### DATA SUPPLIED
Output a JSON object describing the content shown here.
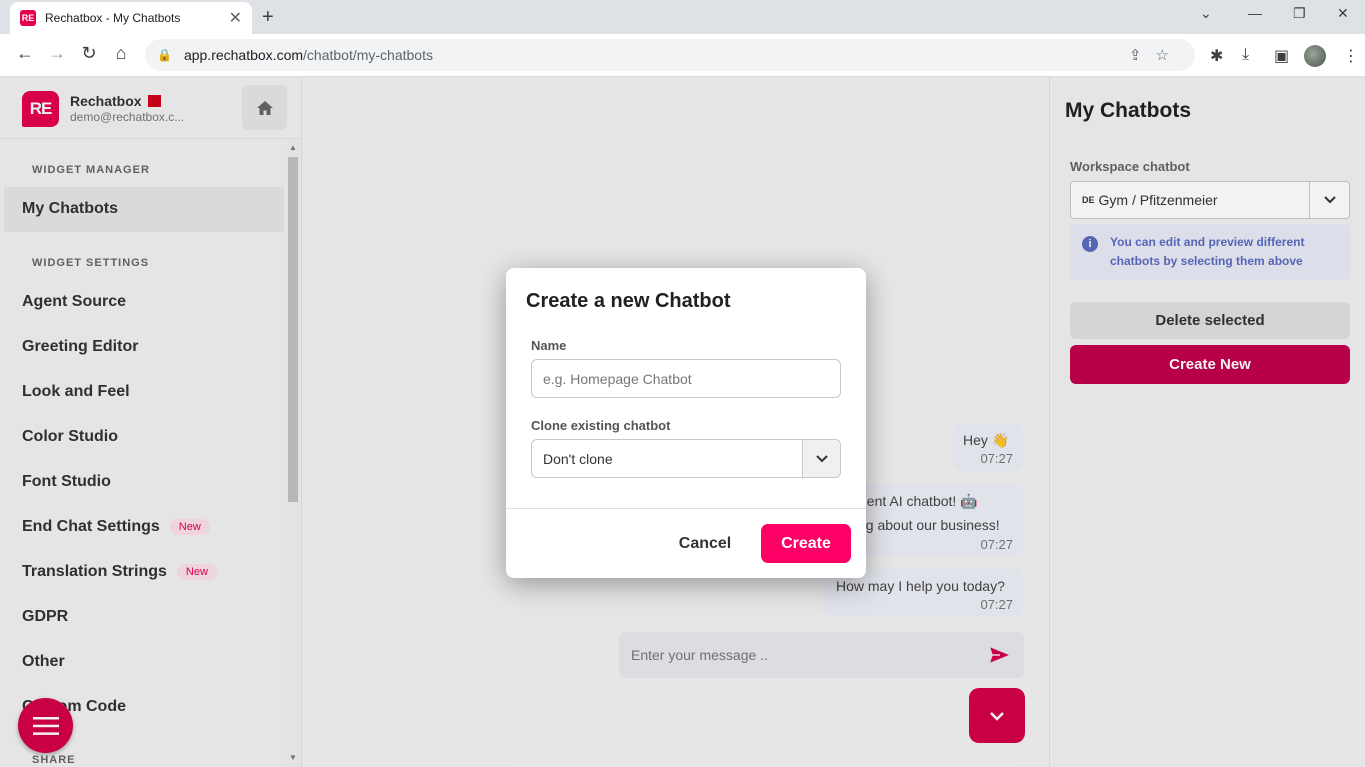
{
  "browser": {
    "tab_title": "Rechatbox - My Chatbots",
    "favicon_text": "RE",
    "url_host": "app.rechatbox.com",
    "url_path": "/chatbot/my-chatbots"
  },
  "sidebar": {
    "brand_name": "Rechatbox",
    "brand_email": "demo@rechatbox.c...",
    "logo_text": "RE",
    "section_widget_manager": "WIDGET MANAGER",
    "section_widget_settings": "WIDGET SETTINGS",
    "section_share": "SHARE",
    "items": [
      {
        "label": "My Chatbots"
      },
      {
        "label": "Agent Source"
      },
      {
        "label": "Greeting Editor"
      },
      {
        "label": "Look and Feel"
      },
      {
        "label": "Color Studio"
      },
      {
        "label": "Font Studio"
      },
      {
        "label": "End Chat Settings",
        "badge": "New"
      },
      {
        "label": "Translation Strings",
        "badge": "New"
      },
      {
        "label": "GDPR"
      },
      {
        "label": "Other"
      },
      {
        "label": "Custom Code"
      }
    ]
  },
  "chat": {
    "messages": [
      {
        "text": "Hey 👋",
        "time": "07:27"
      },
      {
        "text_line1": "gent AI chatbot! 🤖",
        "text_line2": "ng about our business!",
        "time": "07:27"
      },
      {
        "text": "How may I help you today?",
        "time": "07:27"
      }
    ],
    "input_placeholder": "Enter your message .."
  },
  "right_panel": {
    "title": "My Chatbots",
    "workspace_label": "Workspace chatbot",
    "workspace_prefix": "DE",
    "workspace_value": "Gym / Pfitzenmeier",
    "info_text": "You can edit and preview different chatbots by selecting them above",
    "delete_label": "Delete selected",
    "create_label": "Create New"
  },
  "modal": {
    "title": "Create a new Chatbot",
    "name_label": "Name",
    "name_placeholder": "e.g. Homepage Chatbot",
    "clone_label": "Clone existing chatbot",
    "clone_value": "Don't clone",
    "cancel_label": "Cancel",
    "create_label": "Create"
  },
  "colors": {
    "brand": "#e5004f",
    "primary_button": "#ff0066",
    "info": "#5c6bc0"
  }
}
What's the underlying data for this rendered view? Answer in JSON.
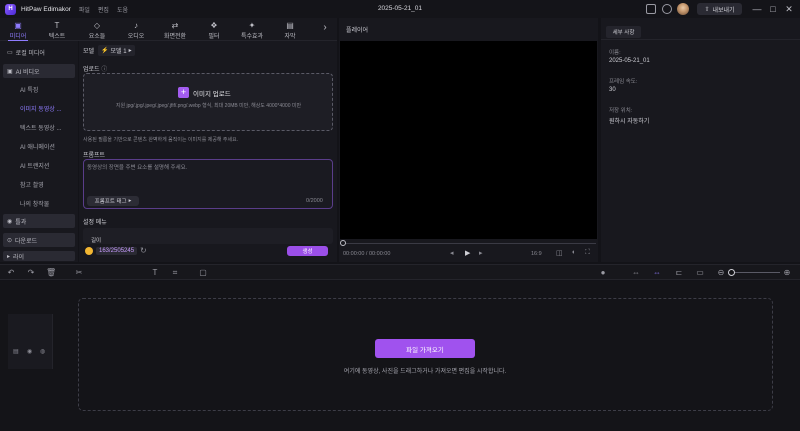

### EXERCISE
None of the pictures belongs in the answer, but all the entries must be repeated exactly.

### TASK ANSWER
Output a JSON object describing the content shown here.
{
  "browser": {
    "tab_title": "Rechatbox - My Chatbots",
    "favicon_text": "RE",
    "url_host": "app.rechatbox.com",
    "url_path": "/chatbot/my-chatbots"
  },
  "sidebar": {
    "brand_name": "Rechatbox",
    "brand_email": "demo@rechatbox.c...",
    "logo_text": "RE",
    "section_widget_manager": "WIDGET MANAGER",
    "section_widget_settings": "WIDGET SETTINGS",
    "section_share": "SHARE",
    "items": [
      {
        "label": "My Chatbots"
      },
      {
        "label": "Agent Source"
      },
      {
        "label": "Greeting Editor"
      },
      {
        "label": "Look and Feel"
      },
      {
        "label": "Color Studio"
      },
      {
        "label": "Font Studio"
      },
      {
        "label": "End Chat Settings",
        "badge": "New"
      },
      {
        "label": "Translation Strings",
        "badge": "New"
      },
      {
        "label": "GDPR"
      },
      {
        "label": "Other"
      },
      {
        "label": "Custom Code"
      }
    ]
  },
  "chat": {
    "messages": [
      {
        "text": "Hey 👋",
        "time": "07:27"
      },
      {
        "text_line1": "gent AI chatbot! 🤖",
        "text_line2": "ng about our business!",
        "time": "07:27"
      },
      {
        "text": "How may I help you today?",
        "time": "07:27"
      }
    ],
    "input_placeholder": "Enter your message .."
  },
  "right_panel": {
    "title": "My Chatbots",
    "workspace_label": "Workspace chatbot",
    "workspace_prefix": "DE",
    "workspace_value": "Gym / Pfitzenmeier",
    "info_text": "You can edit and preview different chatbots by selecting them above",
    "delete_label": "Delete selected",
    "create_label": "Create New"
  },
  "modal": {
    "title": "Create a new Chatbot",
    "name_label": "Name",
    "name_placeholder": "e.g. Homepage Chatbot",
    "clone_label": "Clone existing chatbot",
    "clone_value": "Don't clone",
    "cancel_label": "Cancel",
    "create_label": "Create"
  },
  "colors": {
    "brand": "#e5004f",
    "primary_button": "#ff0066",
    "info": "#5c6bc0"
  }
}
What's the underlying data for this rendered view? Answer in JSON.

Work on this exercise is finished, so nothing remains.